* Task directions *
Scan the records and identify every line in which the string "battery" occurs, then return those lines.

Dataset rows for apps and sites:

------------------------

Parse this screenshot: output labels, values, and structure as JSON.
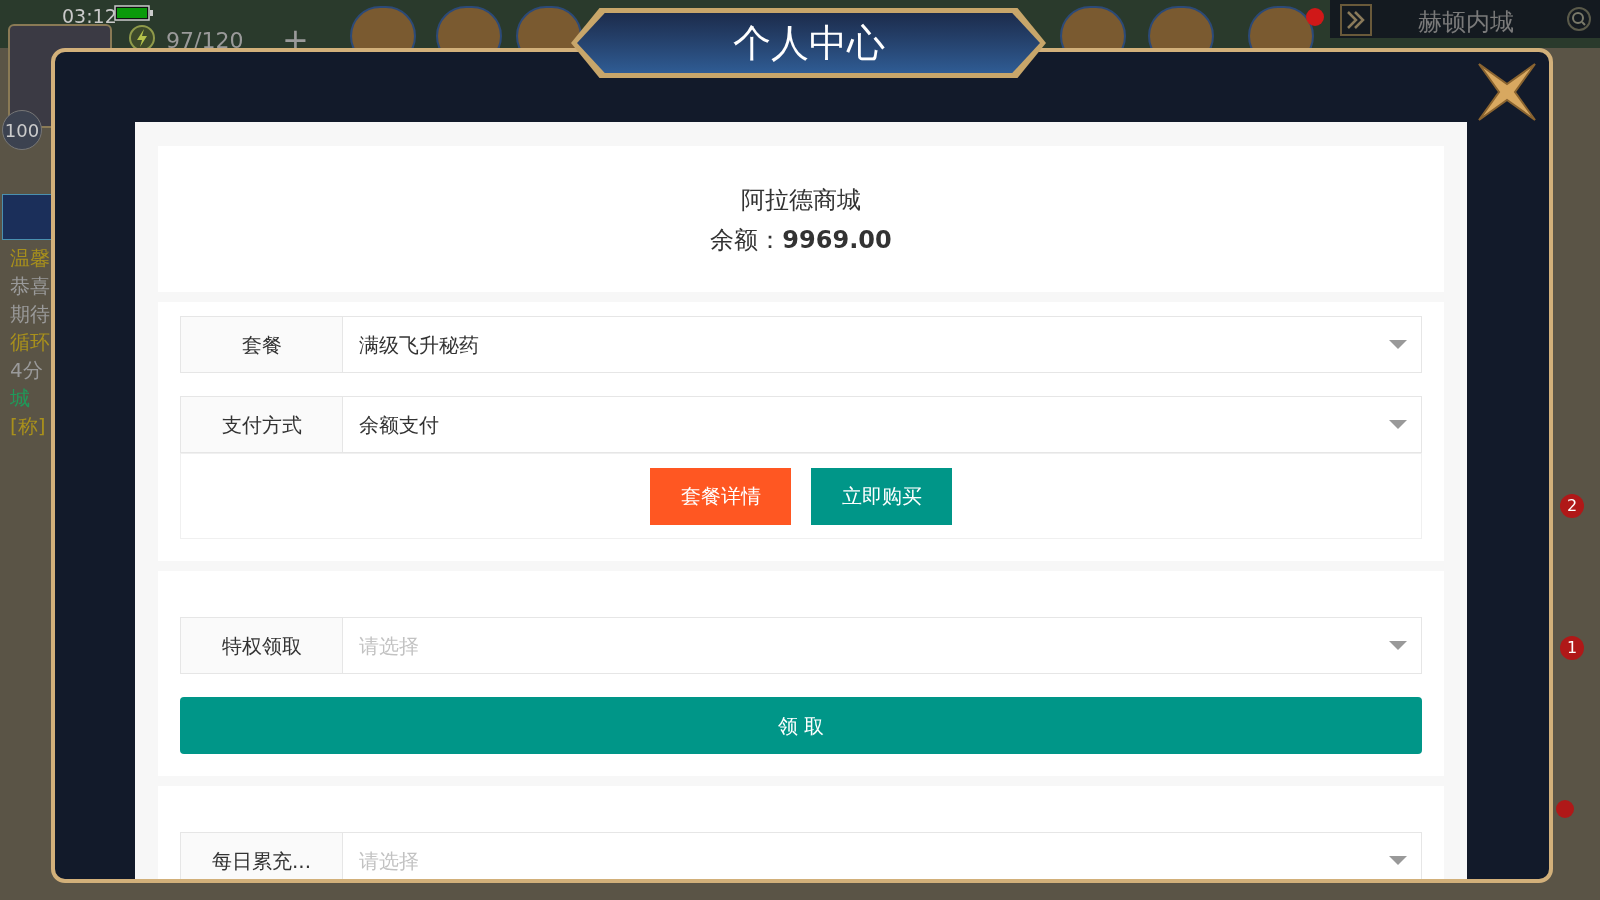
{
  "hud": {
    "time": "03:12",
    "level": "100",
    "energy": "97/120",
    "plus": "+",
    "location": "赫顿内城"
  },
  "side_texts": [
    {
      "text": "温馨",
      "color": "#a8901c"
    },
    {
      "text": "恭喜",
      "color": "#9a9a9a"
    },
    {
      "text": "期待",
      "color": "#9a9a9a"
    },
    {
      "text": "循环",
      "color": "#a8901c"
    },
    {
      "text": "4分",
      "color": "#9a9a9a"
    },
    {
      "text": "城",
      "color": "#1f9a5a"
    },
    {
      "text": "[称]",
      "color": "#a8901c"
    }
  ],
  "badges": [
    "2",
    "1"
  ],
  "dialog": {
    "title": "个人中心",
    "shop": {
      "name": "阿拉德商城",
      "balance_label": "余额：",
      "balance": "9969.00"
    },
    "sections": [
      {
        "fields": [
          {
            "label": "套餐",
            "value": "满级飞升秘药"
          },
          {
            "label": "支付方式",
            "value": "余额支付"
          }
        ],
        "buttons": [
          {
            "label": "套餐详情",
            "kind": "detail"
          },
          {
            "label": "立即购买",
            "kind": "buy"
          }
        ]
      },
      {
        "fields": [
          {
            "label": "特权领取",
            "placeholder": "请选择"
          }
        ],
        "buttons": [
          {
            "label": "领 取",
            "kind": "wide"
          }
        ]
      },
      {
        "fields": [
          {
            "label": "每日累充...",
            "placeholder": "请选择"
          }
        ]
      }
    ]
  }
}
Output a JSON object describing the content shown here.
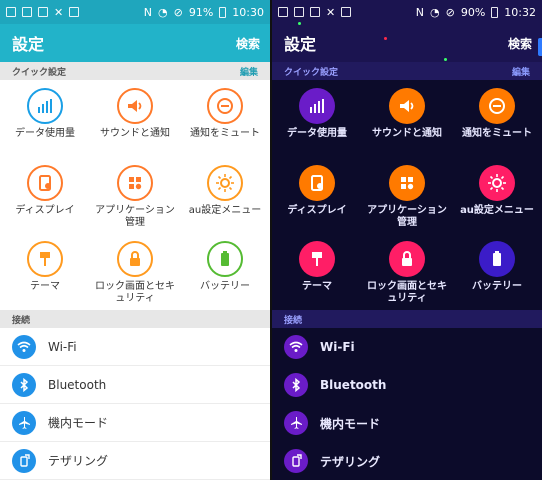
{
  "left": {
    "status": {
      "battery": "91%",
      "time": "10:30"
    },
    "appbar": {
      "title": "設定",
      "search": "検索"
    },
    "quick": {
      "header": "クイック設定",
      "edit": "編集"
    },
    "tiles": [
      {
        "label": "データ使用量",
        "icon": "data-usage-icon",
        "color": "#1a9fe6"
      },
      {
        "label": "サウンドと通知",
        "icon": "speaker-icon",
        "color": "#ff7a2b"
      },
      {
        "label": "通知をミュート",
        "icon": "mute-icon",
        "color": "#ff7a2b"
      },
      {
        "label": "ディスプレイ",
        "icon": "display-icon",
        "color": "#ff7a2b"
      },
      {
        "label": "アプリケーション管理",
        "icon": "apps-icon",
        "color": "#ff7a2b"
      },
      {
        "label": "au設定メニュー",
        "icon": "sun-icon",
        "color": "#ff9a1f"
      },
      {
        "label": "テーマ",
        "icon": "brush-icon",
        "color": "#ff9a1f"
      },
      {
        "label": "ロック画面とセキュリティ",
        "icon": "lock-icon",
        "color": "#ff9a1f"
      },
      {
        "label": "バッテリー",
        "icon": "battery-icon",
        "color": "#55bb33"
      }
    ],
    "connections": {
      "header": "接続"
    },
    "rows": [
      {
        "label": "Wi-Fi",
        "icon": "wifi-icon"
      },
      {
        "label": "Bluetooth",
        "icon": "bluetooth-icon"
      },
      {
        "label": "機内モード",
        "icon": "airplane-icon"
      },
      {
        "label": "テザリング",
        "icon": "tethering-icon"
      }
    ]
  },
  "right": {
    "status": {
      "battery": "90%",
      "time": "10:32"
    },
    "appbar": {
      "title": "設定",
      "search": "検索"
    },
    "quick": {
      "header": "クイック設定",
      "edit": "編集"
    },
    "tiles": [
      {
        "label": "データ使用量",
        "icon": "data-usage-icon",
        "color": "#6a1cc8"
      },
      {
        "label": "サウンドと通知",
        "icon": "speaker-icon",
        "color": "#ff7a00"
      },
      {
        "label": "通知をミュート",
        "icon": "mute-icon",
        "color": "#ff7a00"
      },
      {
        "label": "ディスプレイ",
        "icon": "display-icon",
        "color": "#ff7a00"
      },
      {
        "label": "アプリケーション管理",
        "icon": "apps-icon",
        "color": "#ff7a00"
      },
      {
        "label": "au設定メニュー",
        "icon": "sun-icon",
        "color": "#ff1e66"
      },
      {
        "label": "テーマ",
        "icon": "brush-icon",
        "color": "#ff1e66"
      },
      {
        "label": "ロック画面とセキュリティ",
        "icon": "lock-icon",
        "color": "#ff1e66"
      },
      {
        "label": "バッテリー",
        "icon": "battery-icon",
        "color": "#3b1cc8"
      }
    ],
    "connections": {
      "header": "接続"
    },
    "rows": [
      {
        "label": "Wi-Fi",
        "icon": "wifi-icon"
      },
      {
        "label": "Bluetooth",
        "icon": "bluetooth-icon"
      },
      {
        "label": "機内モード",
        "icon": "airplane-icon"
      },
      {
        "label": "テザリング",
        "icon": "tethering-icon"
      }
    ]
  }
}
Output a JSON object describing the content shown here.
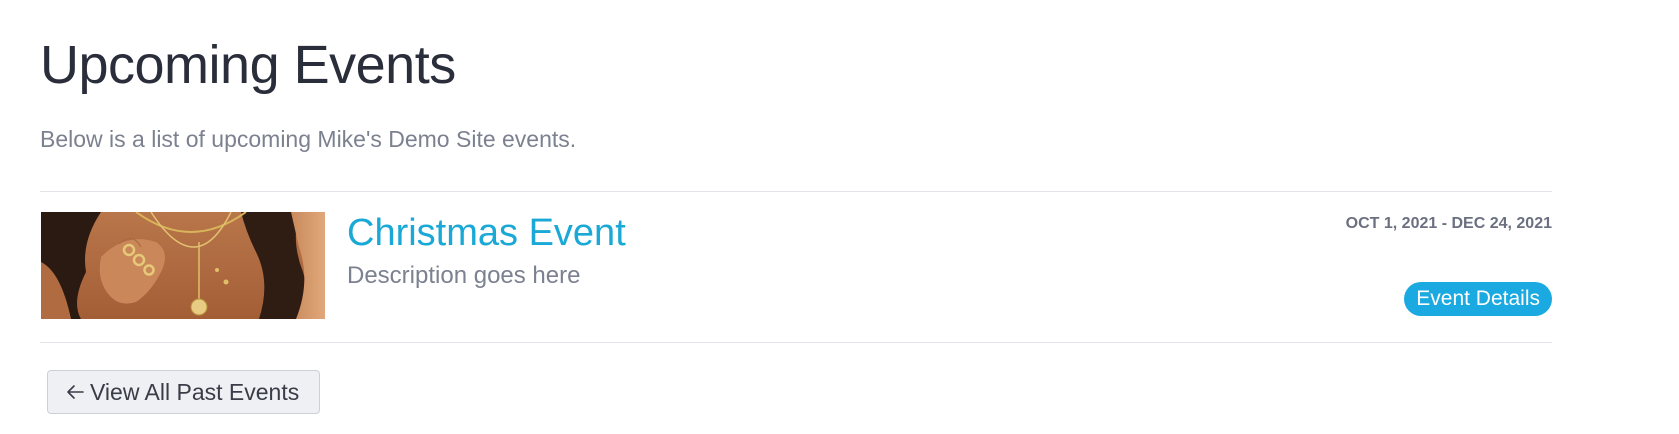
{
  "header": {
    "title": "Upcoming Events",
    "subtitle": "Below is a list of upcoming Mike's Demo Site events."
  },
  "events": [
    {
      "title": "Christmas Event",
      "description": "Description goes here",
      "date_range": "OCT 1, 2021 - DEC 24, 2021",
      "details_label": "Event Details",
      "image": "jewelry-photo"
    }
  ],
  "footer": {
    "past_events_label": "View All Past Events",
    "past_events_icon": "arrow-left-icon"
  },
  "colors": {
    "accent": "#1aa9e0",
    "title_link": "#1aa9d6",
    "heading": "#2a2d3a",
    "muted_text": "#7c8190"
  }
}
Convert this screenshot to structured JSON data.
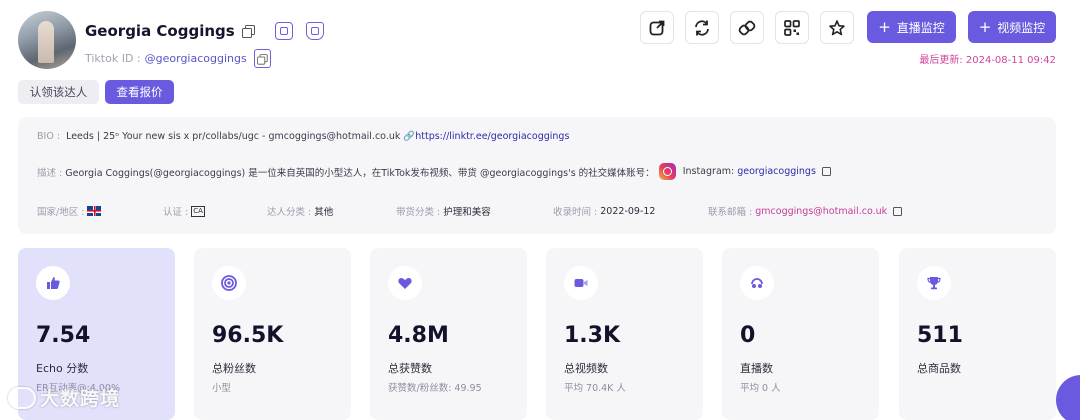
{
  "profile": {
    "name": "Georgia Coggings",
    "tiktok_id_label": "Tiktok ID :",
    "tiktok_id": "@georgiacoggings"
  },
  "buttons": {
    "claim": "认领该达人",
    "quote": "查看报价",
    "live_monitor": "直播监控",
    "video_monitor": "视频监控",
    "plus": "+"
  },
  "last_updated": "最后更新: 2024-08-11 09:42",
  "info": {
    "bio_label": "BIO :",
    "bio_text": "Leeds | 25ᵒ Your new sis x pr/collabs/ugc - gmcoggings@hotmail.co.uk 🔗",
    "bio_link": "https://linktr.ee/georgiacoggings",
    "desc_label": "描述 :",
    "desc_text": "Georgia Coggings(@georgiacoggings) 是一位来自英国的小型达人，在TikTok发布视频、带货 @georgiacoggings's 的社交媒体账号：",
    "instagram_label": "Instagram:",
    "instagram_handle": "georgiacoggings",
    "region_label": "国家/地区 :",
    "verify_label": "认证 :",
    "category_label": "达人分类 :",
    "category_value": "其他",
    "goods_label": "带货分类 :",
    "goods_value": "护理和美容",
    "collected_label": "收录时间 :",
    "collected_value": "2022-09-12",
    "email_label": "联系邮箱 :",
    "email_value": "gmcoggings@hotmail.co.uk",
    "flag_icon": "uk-flag-icon"
  },
  "stats": [
    {
      "value": "7.54",
      "label": "Echo 分数",
      "sub": "ER互动率@:4.00%",
      "icon": "thumbs-up-icon"
    },
    {
      "value": "96.5K",
      "label": "总粉丝数",
      "sub": "小型",
      "icon": "target-icon"
    },
    {
      "value": "4.8M",
      "label": "总获赞数",
      "sub": "获赞数/粉丝数: 49.95",
      "icon": "heart-icon"
    },
    {
      "value": "1.3K",
      "label": "总视频数",
      "sub": "平均 70.4K 人",
      "icon": "video-icon"
    },
    {
      "value": "0",
      "label": "直播数",
      "sub": "平均 0 人",
      "icon": "live-icon"
    },
    {
      "value": "511",
      "label": "总商品数",
      "sub": "",
      "icon": "trophy-icon"
    }
  ],
  "watermark": "大数跨境",
  "colors": {
    "accent": "#6a5ae0",
    "update_pink": "#d0459e",
    "active_card": "#e2e1fb"
  }
}
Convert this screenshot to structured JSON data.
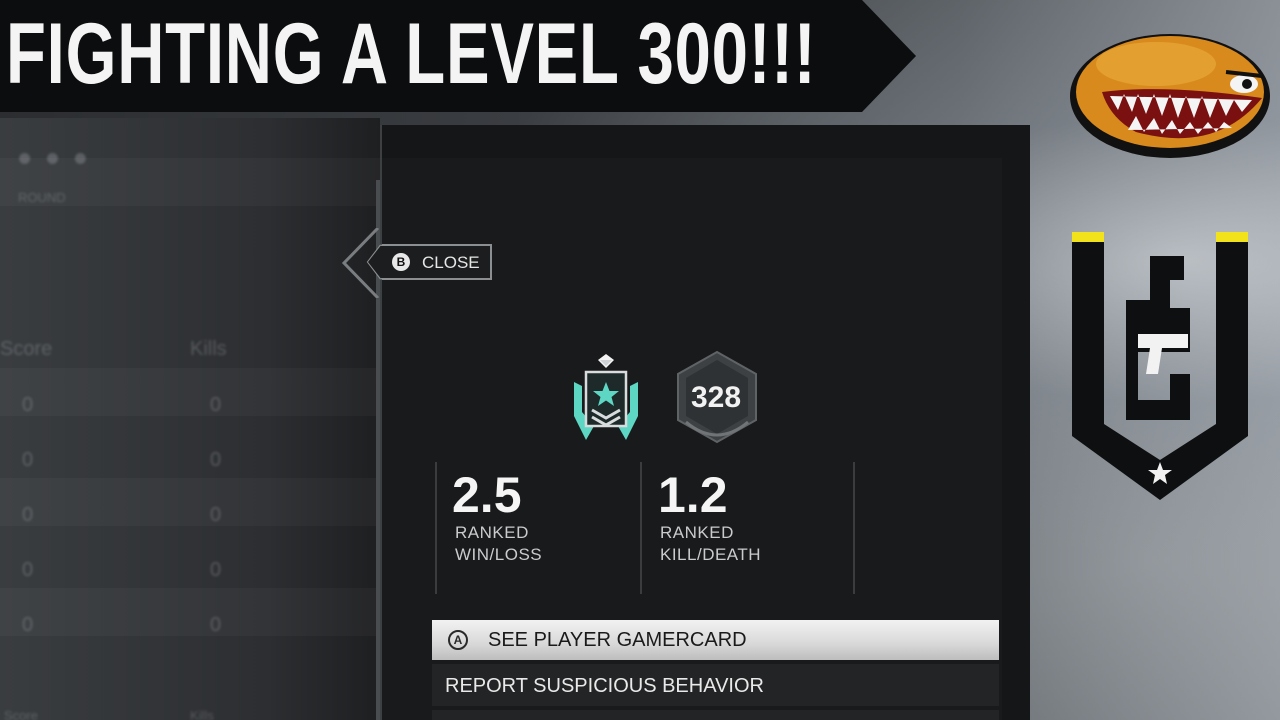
{
  "title_banner": {
    "text": "FIGHTING A LEVEL 300!!!"
  },
  "scoreboard_background": {
    "header_text": "ROUND",
    "columns": [
      "Score",
      "Kills"
    ],
    "rows": [
      [
        "0",
        "0"
      ],
      [
        "0",
        "0"
      ],
      [
        "0",
        "0"
      ],
      [
        "0",
        "0"
      ],
      [
        "0",
        "0"
      ]
    ],
    "footer_columns": [
      "Score",
      "Kills"
    ]
  },
  "player_panel": {
    "close_button": {
      "glyph": "B",
      "label": "CLOSE"
    },
    "rank_badge_icon": "diamond-rank-icon",
    "level": "328",
    "stats": [
      {
        "value": "2.5",
        "label_line1": "RANKED",
        "label_line2": "WIN/LOSS"
      },
      {
        "value": "1.2",
        "label_line1": "RANKED",
        "label_line2": "KILL/DEATH"
      }
    ],
    "menu": [
      {
        "glyph": "A",
        "label": "SEE PLAYER GAMERCARD",
        "selected": true
      },
      {
        "label": "REPORT SUSPICIOUS BEHAVIOR",
        "selected": false
      }
    ]
  },
  "logos": {
    "mascot": "shark-mouth-lemon-logo",
    "game": "rainbow-six-siege-logo"
  },
  "colors": {
    "rank_teal": "#5ed6c4",
    "siege_yellow": "#f2e21b",
    "mascot_orange": "#d98a1c"
  }
}
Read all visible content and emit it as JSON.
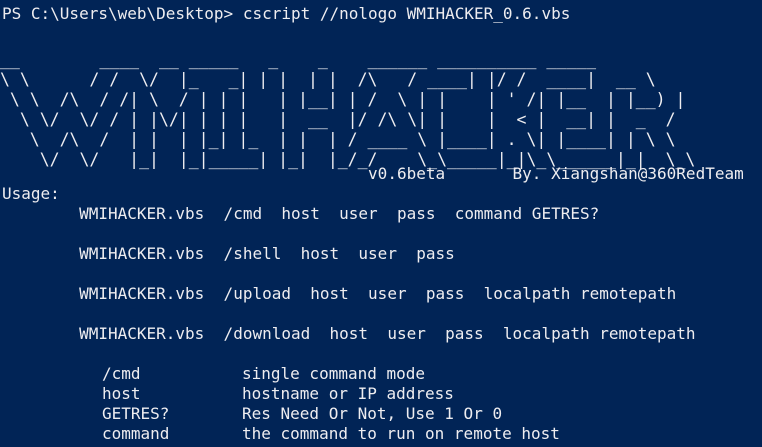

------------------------

* Answer to the exercise *
      "battery": "91%",
        "icon": "battery-icon",
      "battery": "90%",
        "icon": "battery-icon",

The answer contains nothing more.